__What you have to do__. Filter the entries below down to the lines that hold "Allison".

= = =

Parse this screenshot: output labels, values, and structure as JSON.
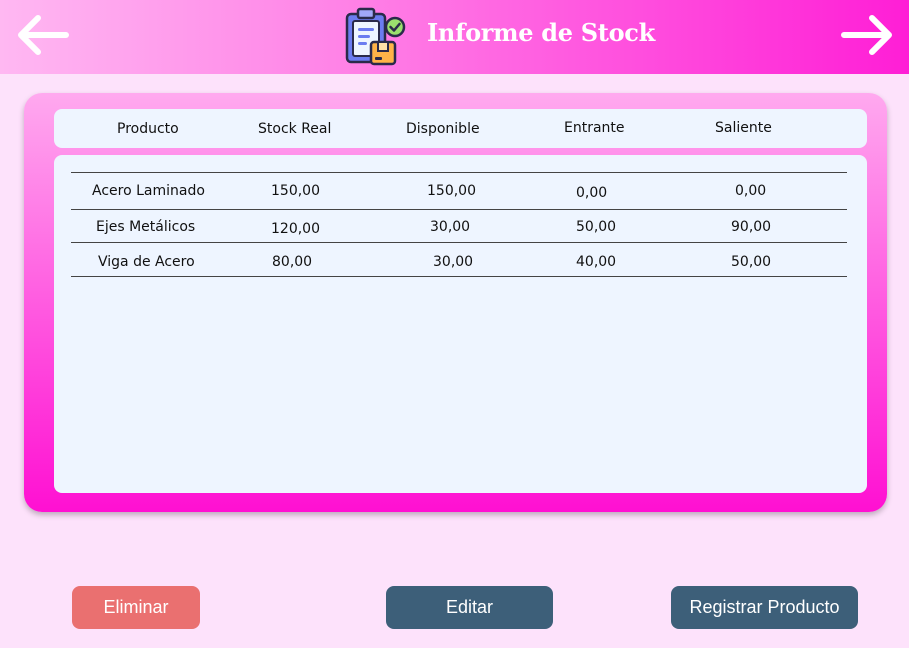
{
  "header": {
    "title": "Informe de Stock",
    "back_icon": "arrow-left-icon",
    "forward_icon": "arrow-right-icon",
    "logo_icon": "clipboard-box-check-icon"
  },
  "table": {
    "columns": [
      "Producto",
      "Stock Real",
      "Disponible",
      "Entrante",
      "Saliente"
    ],
    "rows": [
      [
        "Acero Laminado",
        "150,00",
        "150,00",
        "0,00",
        "0,00"
      ],
      [
        "Ejes Metálicos",
        "120,00",
        "30,00",
        "50,00",
        "90,00"
      ],
      [
        "Viga de Acero",
        "80,00",
        "30,00",
        "40,00",
        "50,00"
      ]
    ]
  },
  "actions": {
    "delete_label": "Eliminar",
    "edit_label": "Editar",
    "register_label": "Registrar Producto"
  },
  "colors": {
    "background": "#fde2fb",
    "header_gradient_start": "#ffb8f2",
    "header_gradient_end": "#ff1ed6",
    "table_background": "#eef5ff",
    "delete_button": "#ea7070",
    "primary_button": "#3d5f79"
  }
}
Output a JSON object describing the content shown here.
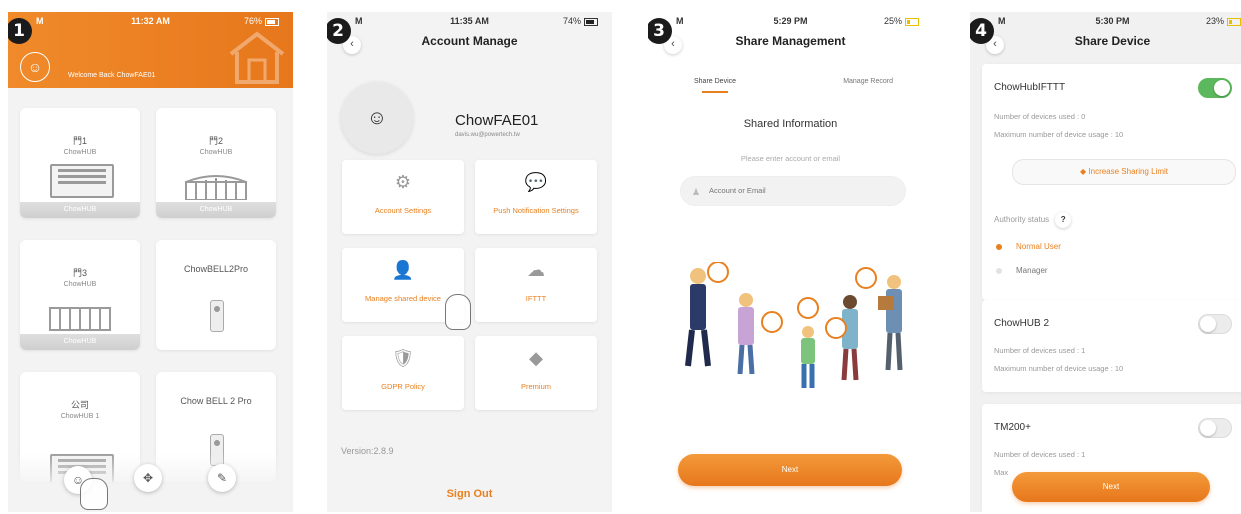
{
  "steps": [
    "1",
    "2",
    "3",
    "4"
  ],
  "screen1": {
    "status": {
      "left": "M",
      "time": "11:32 AM",
      "battery": "76%"
    },
    "welcome": "Welcome Back ChowFAE01",
    "tiles": [
      {
        "name": "門1",
        "sub": "ChowHUB",
        "band": "ChowHUB"
      },
      {
        "name": "門2",
        "sub": "ChowHUB",
        "band": "ChowHUB"
      },
      {
        "name": "門3",
        "sub": "ChowHUB",
        "band": "ChowHUB"
      },
      {
        "name": "ChowBELL2Pro"
      },
      {
        "name": "公司",
        "sub": "ChowHUB 1"
      },
      {
        "name": "Chow BELL 2 Pro"
      }
    ],
    "fab_icons": [
      "user-icon",
      "move-icon",
      "edit-icon"
    ]
  },
  "screen2": {
    "status": {
      "left": "M",
      "time": "11:35 AM",
      "battery": "74%"
    },
    "title": "Account Manage",
    "back": "‹",
    "username": "ChowFAE01",
    "email": "davis.wu@powertech.tw",
    "menu": [
      {
        "label": "Account Settings",
        "icon": "⚙"
      },
      {
        "label": "Push Notification Settings",
        "icon": "💬"
      },
      {
        "label": "Manage shared device",
        "icon": "👤"
      },
      {
        "label": "IFTTT",
        "icon": "☁"
      },
      {
        "label": "GDPR Policy",
        "icon": "🛡"
      },
      {
        "label": "Premium",
        "icon": "◆"
      }
    ],
    "version": "Version:2.8.9",
    "signout": "Sign Out"
  },
  "screen3": {
    "status": {
      "left": "M",
      "time": "5:29 PM",
      "battery": "25%"
    },
    "title": "Share Management",
    "back": "‹",
    "tab_share": "Share Device",
    "tab_record": "Manage Record",
    "heading": "Shared Information",
    "hint": "Please enter account or email",
    "input_placeholder": "Account or Email",
    "next": "Next"
  },
  "screen4": {
    "status": {
      "left": "M",
      "time": "5:30 PM",
      "battery": "23%"
    },
    "title": "Share Device",
    "back": "‹",
    "devices": [
      {
        "name": "ChowHubIFTTT",
        "used": "Number of devices used : 0",
        "max": "Maximum number of device usage : 10",
        "enabled": true
      },
      {
        "name": "ChowHUB 2",
        "used": "Number of devices used : 1",
        "max": "Maximum number of device usage : 10",
        "enabled": false
      },
      {
        "name": "TM200+",
        "used": "Number of devices used : 1",
        "max": "Max",
        "enabled": false
      }
    ],
    "increase_label": "Increase Sharing Limit",
    "authority_label": "Authority status",
    "help": "?",
    "role_normal": "Normal User",
    "role_manager": "Manager",
    "next": "Next",
    "accent": "#e9801f",
    "toggle_on_color": "#5cb85c"
  }
}
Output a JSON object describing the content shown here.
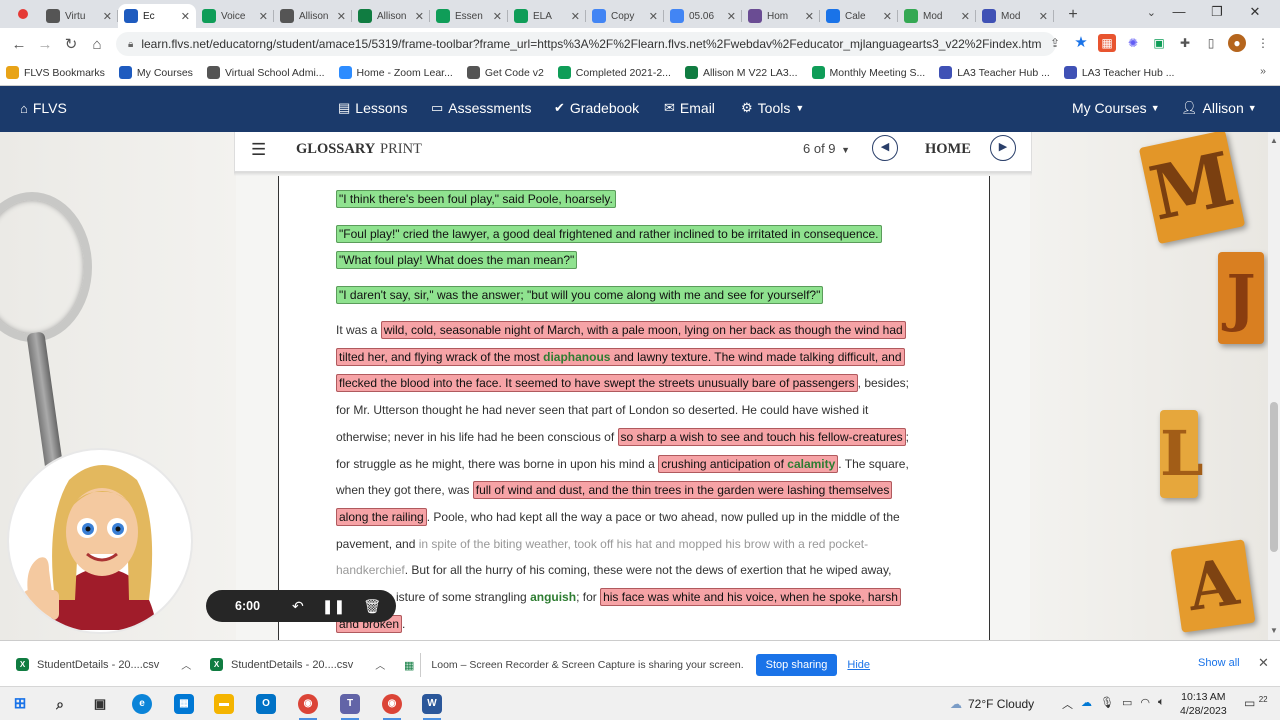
{
  "browser": {
    "tabs": [
      {
        "label": "Virtu",
        "color": "#555555"
      },
      {
        "label": "Ec",
        "color": "#1e5bbf",
        "active": true
      },
      {
        "label": "Voice",
        "color": "#0f9d58"
      },
      {
        "label": "Allison",
        "color": "#555555"
      },
      {
        "label": "Allison",
        "color": "#107c41"
      },
      {
        "label": "Essen",
        "color": "#0f9d58"
      },
      {
        "label": "ELA",
        "color": "#0f9d58"
      },
      {
        "label": "Copy",
        "color": "#4285f4"
      },
      {
        "label": "05.06",
        "color": "#4285f4"
      },
      {
        "label": "Hom",
        "color": "#6a4c93"
      },
      {
        "label": "Cale",
        "color": "#1a73e8"
      },
      {
        "label": "Mod",
        "color": "#34a853"
      },
      {
        "label": "Mod",
        "color": "#3f51b5"
      }
    ],
    "url": "learn.flvs.net/educatorng/student/amace15/5319/frame-toolbar?frame_url=https%3A%2F%2Flearn.flvs.net%2Fwebdav%2Feducator_mjlanguagearts3_v22%2Findex.htm",
    "bookmarks": [
      {
        "label": "FLVS Bookmarks",
        "color": "#e8a317"
      },
      {
        "label": "My Courses",
        "color": "#1e5bbf"
      },
      {
        "label": "Virtual School Admi...",
        "color": "#555555"
      },
      {
        "label": "Home - Zoom Lear...",
        "color": "#2d8cff"
      },
      {
        "label": "Get Code v2",
        "color": "#555555"
      },
      {
        "label": "Completed 2021-2...",
        "color": "#0f9d58"
      },
      {
        "label": "Allison M V22 LA3...",
        "color": "#107c41"
      },
      {
        "label": "Monthly Meeting S...",
        "color": "#0f9d58"
      },
      {
        "label": "LA3 Teacher Hub ...",
        "color": "#3f51b5"
      },
      {
        "label": "LA3 Teacher Hub ...",
        "color": "#3f51b5"
      }
    ]
  },
  "nav": {
    "logo": "FLVS",
    "lessons": "Lessons",
    "assessments": "Assessments",
    "gradebook": "Gradebook",
    "email": "Email",
    "tools": "Tools",
    "my_courses": "My Courses",
    "user": "Allison"
  },
  "lesson_toolbar": {
    "glossary": "GLOSSARY",
    "print": "PRINT",
    "page": "6 of 9",
    "home": "HOME"
  },
  "passage": {
    "l1": "\"I think there's been foul play,\" said Poole, hoarsely.",
    "l2": "\"Foul play!\" cried the lawyer, a good deal frightened and rather inclined to be irritated in consequence.",
    "l3": "\"What foul play! What does the man mean?\"",
    "l4": "\"I daren't say, sir,\" was the answer; \"but will you come along with me and see for yourself?\"",
    "l5_a": "It was a ",
    "l5_b": "wild, cold, seasonable night of March, with a pale moon, lying on her back as though the wind had",
    "l6_a": "tilted her, and flying wrack of the most ",
    "l6_vocab": "diaphanous",
    "l6_b": " and lawny texture. The wind made talking difficult, and",
    "l7_a": "flecked the blood into the face. It seemed to have swept the streets unusually bare of passengers",
    "l7_b": ", besides;",
    "l8": "for Mr. Utterson thought he had never seen that part of London so deserted. He could have wished it",
    "l9_a": "otherwise; never in his life had he been conscious of ",
    "l9_b": "so sharp a wish to see and touch his fellow-creatures",
    "l9_c": ";",
    "l10_a": "for struggle as he might, there was borne in upon his mind a ",
    "l10_b": "crushing anticipation of ",
    "l10_vocab": "calamity",
    "l10_c": ". The square,",
    "l11_a": "when they got there, was ",
    "l11_b": "full of wind and dust, and the thin trees in the garden were lashing themselves",
    "l12_a": "along the railing",
    "l12_b": ". Poole, who had kept all the way a pace or two ahead, now pulled up in the middle of the",
    "l13_a": "pavement, and ",
    "l13_b": "in spite of the biting weather, took off his hat and mopped his brow with a red pocket-",
    "l14_a": "handkerchief",
    "l14_b": ". But for all the hurry of his coming, these were not the dews of exertion that he wiped away,",
    "l15_a": "isture of some strangling ",
    "l15_vocab": "anguish",
    "l15_b": "; for ",
    "l15_c": "his face was white and his voice, when he spoke, harsh",
    "l16_a": "and broken",
    "l16_b": "."
  },
  "decor_letters": {
    "m": "M",
    "j": "J",
    "l": "L",
    "a": "A"
  },
  "loom": {
    "timer": "6:00"
  },
  "downloads": {
    "file1": "StudentDetails - 20....csv",
    "file2": "StudentDetails - 20....csv",
    "share_message": "Loom – Screen Recorder & Screen Capture is sharing your screen.",
    "stop_sharing": "Stop sharing",
    "hide": "Hide",
    "show_all": "Show all"
  },
  "taskbar": {
    "weather": "72°F  Cloudy",
    "time": "10:13 AM",
    "date": "4/28/2023",
    "notifications": "22"
  },
  "colors": {
    "nav_bg": "#1b3a6b",
    "highlight_green": "#8fe28f",
    "highlight_red": "#f6a3a6",
    "vocab": "#2e7d32"
  }
}
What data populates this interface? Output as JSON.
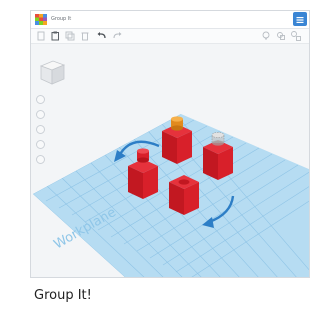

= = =

__Result of this task__.
        "label": "Allison",
        "label": "Allison",
        "label": "Allison M V22 LA3...",
    "user": "Allison"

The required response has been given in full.